Visiting the big City

For New Year's Eve and the few days before it, Johanna and I went to New York to visit her friend. Since Johanna is nice and all and I cleaned my bike since the very muddy Newtown race, I was allowed to bring my bike. We were staying in the Upper West Side, so this would give me an opportunity to go ride New York's first legal mountain bike trails at Highbridge Park. They've been open for awhile now and there are places to ride that are bigger in Queens and Staten Island, too. There was a big deal when these first opened, but I hadn't really heard about them ever since. There was even a race there that Doug et al. won. I found some reviews that weren't particularly favorable.

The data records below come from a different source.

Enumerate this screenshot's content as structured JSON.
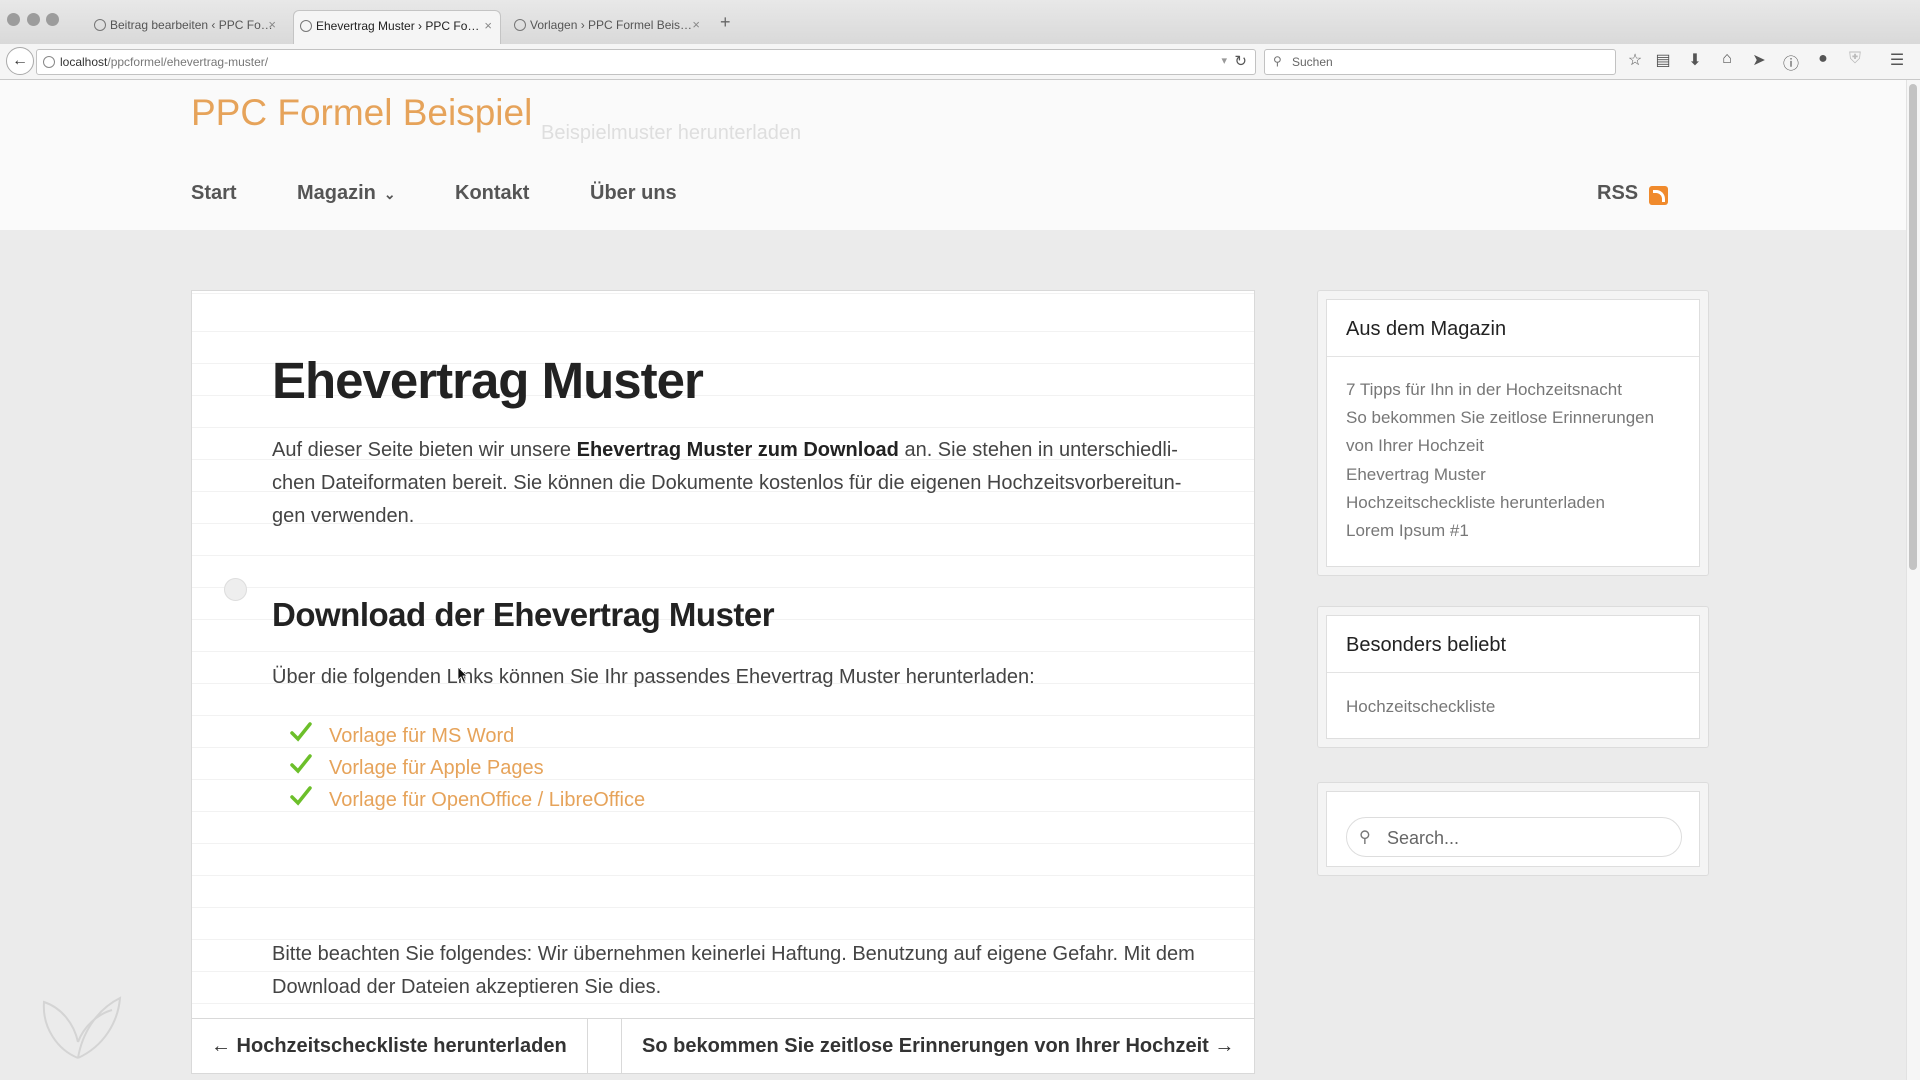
{
  "browser": {
    "tabs": [
      {
        "title": "Beitrag bearbeiten ‹ PPC Fo…"
      },
      {
        "title": "Ehevertrag Muster › PPC Fo…"
      },
      {
        "title": "Vorlagen › PPC Formel Beis…"
      }
    ],
    "tab_close": "×",
    "new_tab": "+",
    "url_host": "localhost",
    "url_path": "/ppcformel/ehevertrag-muster/",
    "search_placeholder": "Suchen"
  },
  "site": {
    "title": "PPC Formel Beispiel",
    "tagline": "Beispielmuster herunterladen",
    "nav": {
      "start": "Start",
      "magazin": "Magazin",
      "kontakt": "Kontakt",
      "ueber_uns": "Über uns",
      "rss": "RSS"
    }
  },
  "article": {
    "title": "Ehevertrag Muster",
    "intro_1": "Auf dieser Seite bieten wir unsere ",
    "intro_bold": "Ehevertrag Muster zum Download",
    "intro_2": " an. Sie stehen in unterschiedli-chen Dateiformaten bereit. Sie können die Dokumente kostenlos für die eigenen Hochzeitsvorbereitun-gen verwenden.",
    "download_heading": "Download der Ehevertrag Muster",
    "download_text": "Über die folgenden Links können Sie Ihr passendes Ehevertrag Muster herunterladen:",
    "downloads": [
      "Vorlage für MS Word",
      "Vorlage für Apple Pages",
      "Vorlage für OpenOffice / LibreOffice"
    ],
    "disclaimer": "Bitte beachten Sie folgendes: Wir übernehmen keinerlei Haftung. Benutzung auf eigene Gefahr. Mit dem Download der Dateien akzeptieren Sie dies."
  },
  "sidebar": {
    "magazin": {
      "title": "Aus dem Magazin",
      "links": [
        "7 Tipps für Ihn in der Hochzeitsnacht",
        "So bekommen Sie zeitlose Erinnerungen",
        "von Ihrer Hochzeit",
        "Ehevertrag Muster",
        "Hochzeitscheckliste herunterladen",
        "Lorem Ipsum #1"
      ]
    },
    "beliebt": {
      "title": "Besonders beliebt",
      "links": [
        "Hochzeitscheckliste"
      ]
    },
    "search": {
      "placeholder": "Search..."
    }
  },
  "pager": {
    "prev": "← Hochzeitscheckliste herunterladen",
    "next": "So bekommen Sie zeitlose Erinnerungen von Ihrer Hochzeit →"
  },
  "colors": {
    "accent": "#e6a35a",
    "check": "#6cbf2a",
    "rss": "#f08a2c"
  }
}
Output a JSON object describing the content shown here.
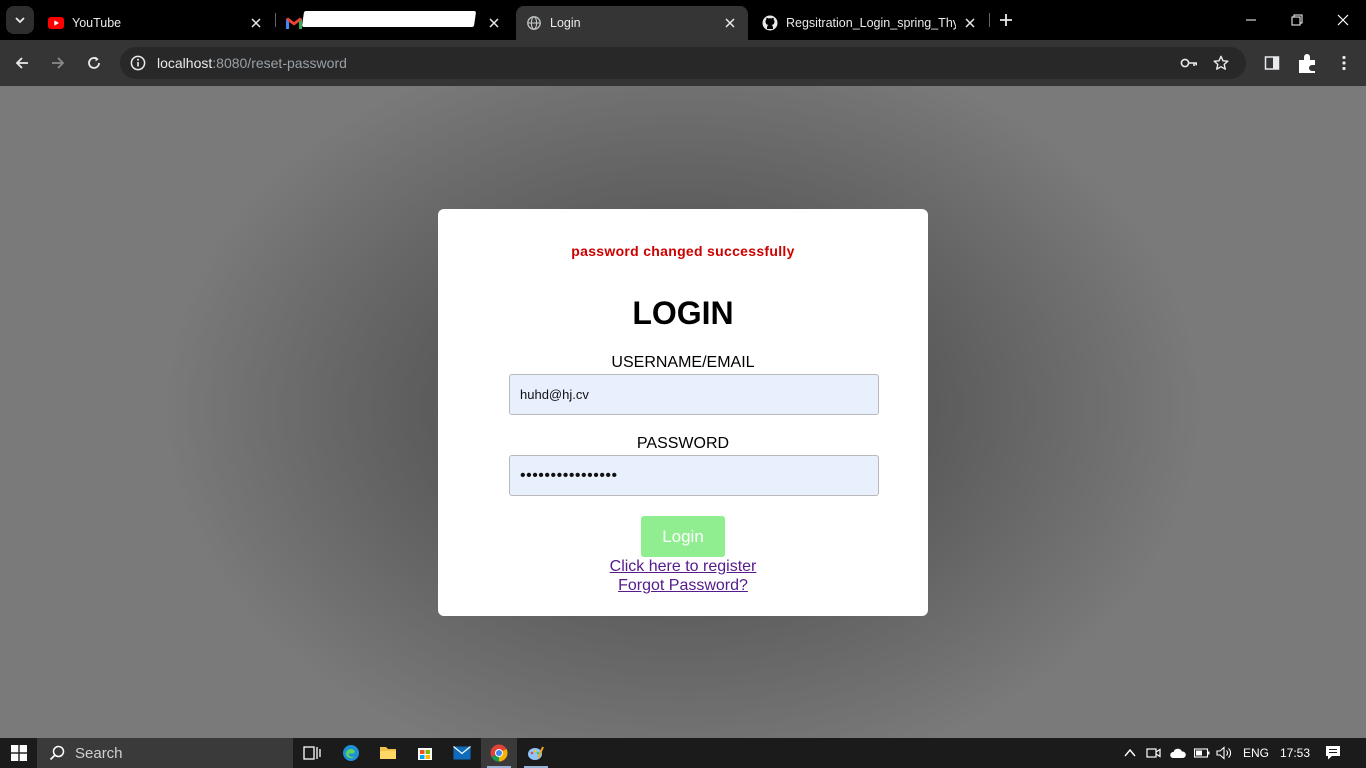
{
  "browser": {
    "tabs": [
      {
        "title": "YouTube",
        "favicon": "youtube-icon",
        "active": false
      },
      {
        "title": "",
        "favicon": "gmail-icon",
        "active": false
      },
      {
        "title": "Login",
        "favicon": "globe-icon",
        "active": true
      },
      {
        "title": "Regsitration_Login_spring_Thym",
        "favicon": "github-icon",
        "active": false
      }
    ],
    "address": {
      "host": "localhost",
      "path": ":8080/reset-password"
    }
  },
  "page": {
    "success_message": "password changed successfully",
    "heading": "LOGIN",
    "username_label": "USERNAME/EMAIL",
    "username_value": "huhd@hj.cv",
    "password_label": "PASSWORD",
    "password_value": "••••••••••••••••",
    "login_button": "Login",
    "register_link": "Click here to register",
    "forgot_link": "Forgot Password?"
  },
  "taskbar": {
    "search_placeholder": "Search",
    "language": "ENG",
    "time": "17:53"
  },
  "colors": {
    "success": "#cc0000",
    "button": "#90ee90",
    "input_bg": "#e8f0fe",
    "link": "#551a8b"
  }
}
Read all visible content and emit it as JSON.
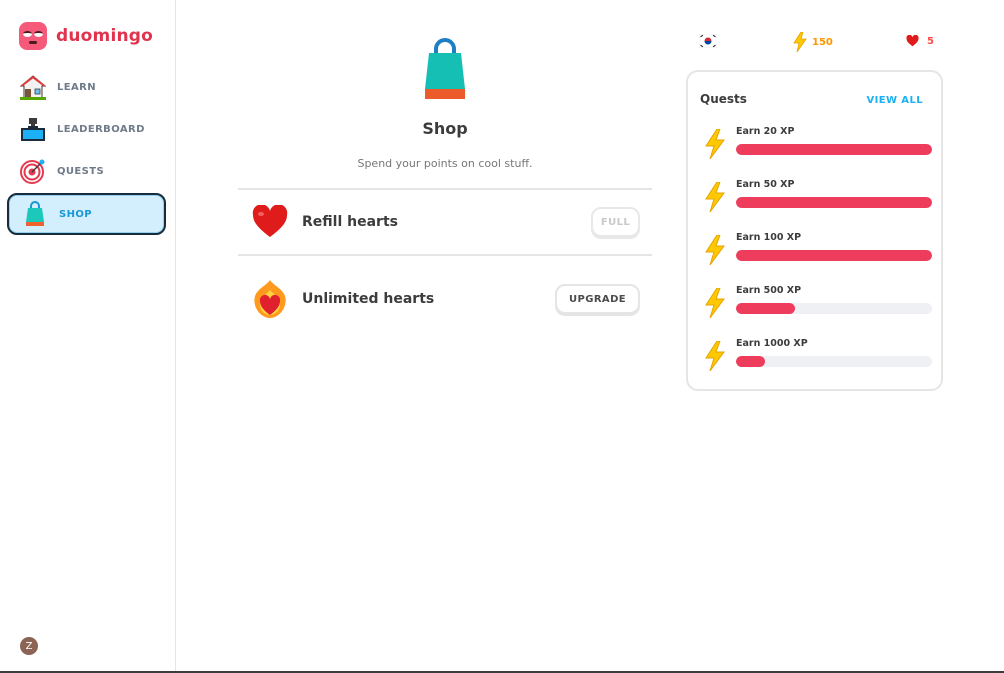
{
  "app": {
    "name": "duomingo"
  },
  "sidebar": {
    "items": [
      {
        "label": "LEARN",
        "icon": "house-icon"
      },
      {
        "label": "LEADERBOARD",
        "icon": "podium-icon"
      },
      {
        "label": "QUESTS",
        "icon": "target-icon"
      },
      {
        "label": "SHOP",
        "icon": "shopping-bag-icon",
        "active": true
      }
    ],
    "avatar_initial": "Z"
  },
  "shop": {
    "title": "Shop",
    "subtitle": "Spend your points on cool stuff.",
    "items": [
      {
        "label": "Refill hearts",
        "button": "FULL",
        "icon": "red-heart-icon"
      },
      {
        "label": "Unlimited hearts",
        "button": "UPGRADE",
        "icon": "heart-on-fire-icon"
      }
    ]
  },
  "stats": {
    "flag_icon": "south-korea-flag-icon",
    "xp": "150",
    "hearts": "5"
  },
  "quests": {
    "title": "Quests",
    "view_all": "VIEW ALL",
    "items": [
      {
        "label": "Earn 20 XP",
        "progress": 1.0
      },
      {
        "label": "Earn 50 XP",
        "progress": 1.0
      },
      {
        "label": "Earn 100 XP",
        "progress": 1.0
      },
      {
        "label": "Earn 500 XP",
        "progress": 0.3
      },
      {
        "label": "Earn 1000 XP",
        "progress": 0.15
      }
    ]
  },
  "colors": {
    "brand": "#e0344e",
    "accent_blue": "#1cb0f6",
    "progress_fill": "#ee3d5c",
    "xp_orange": "#ff9600"
  }
}
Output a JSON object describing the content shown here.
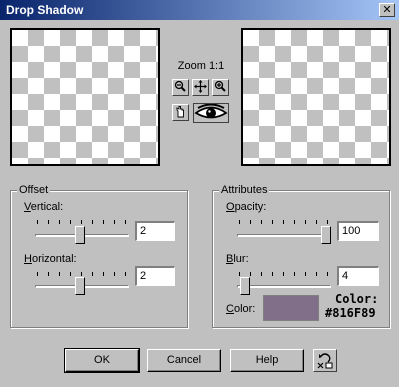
{
  "window": {
    "title": "Drop Shadow",
    "close_label": "✕"
  },
  "preview": {
    "zoom_label": "Zoom 1:1"
  },
  "offset": {
    "group_label": "Offset",
    "vertical": {
      "accel": "V",
      "label_rest": "ertical:",
      "value": "2",
      "slider_fraction": 0.48
    },
    "horizontal": {
      "accel": "H",
      "label_rest": "orizontal:",
      "value": "2",
      "slider_fraction": 0.48
    }
  },
  "attributes": {
    "group_label": "Attributes",
    "opacity": {
      "accel": "O",
      "label_rest": "pacity:",
      "value": "100",
      "slider_fraction": 1.0
    },
    "blur": {
      "accel": "B",
      "label_rest": "lur:",
      "value": "4",
      "slider_fraction": 0.03
    },
    "color": {
      "accel": "C",
      "label_rest": "olor:",
      "hex": "#816F89",
      "caption_line1": "Color:",
      "caption_line2": "#816F89"
    }
  },
  "buttons": {
    "ok": "OK",
    "cancel": "Cancel",
    "help": "Help"
  },
  "icons": {
    "zoom_out": "zoom-out-icon",
    "pan": "pan-icon",
    "zoom_in": "zoom-in-icon",
    "hand": "hand-icon",
    "eye": "eye-icon",
    "reset": "reset-icon"
  }
}
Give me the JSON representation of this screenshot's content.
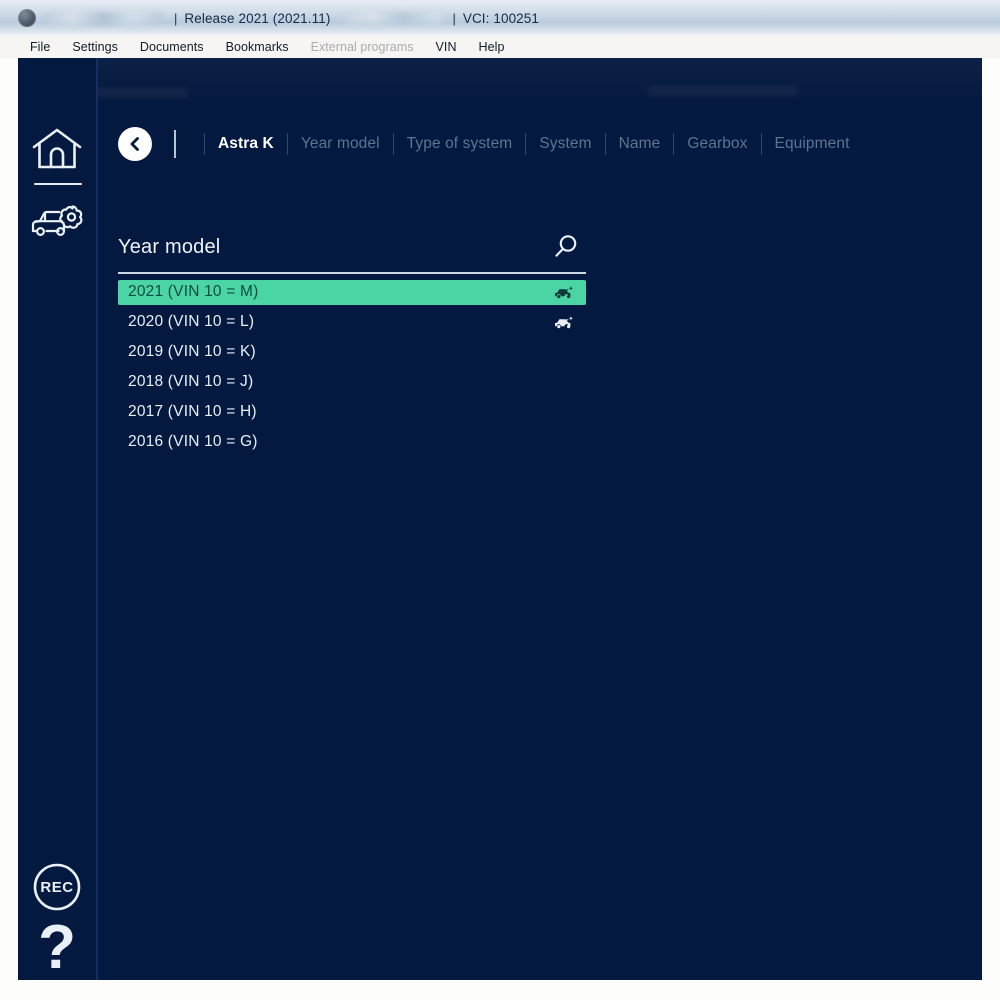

I'd never been to Highbridge Park before. It's this long skinny park up in Inwood. It's quite big and is home to the oldest bridge still standing in the city. The bridge is being redone as this sort of Highline 2 thing. I was hoping I could cross it, but it's shut. They're building a really awesome skatepark in the park underneath I-95.

I wasn't totally sure where these trails were, so I started in the southern part of the park and found some vague trails, but not something that people would make a website out of. Lots of elevation change, though. Eventually, I kept going north and found the dirt jumps and the real trails. They were surprisingly technical, especially so on a 'cross bike. Aside from the dirt jumps, though, they were also pretty forgot about: trees down, lots & lots of broken glass and sort of generally unused feeling, which is of course is really weird for trails in the biggest city in the country. You'd think the place would be packed or at least not empty- save some dog walkers, a dude who had just woken up and two friendly kids smoking a blunt. It was sort of cold and it was New Year's Eve, but still. 0% of the Manhattan population wanted to go mountain biking that day? People were riding in Connecticut. It was just especially odd, because I felt like I was riding secret trails around here, but it was a legit place with a map in Manhattan. I'll never understand the big City.

Then I rode to New Jersey.

1 comment:

Tony C said...

Hidden and vacant spaces in cities are kind of magical.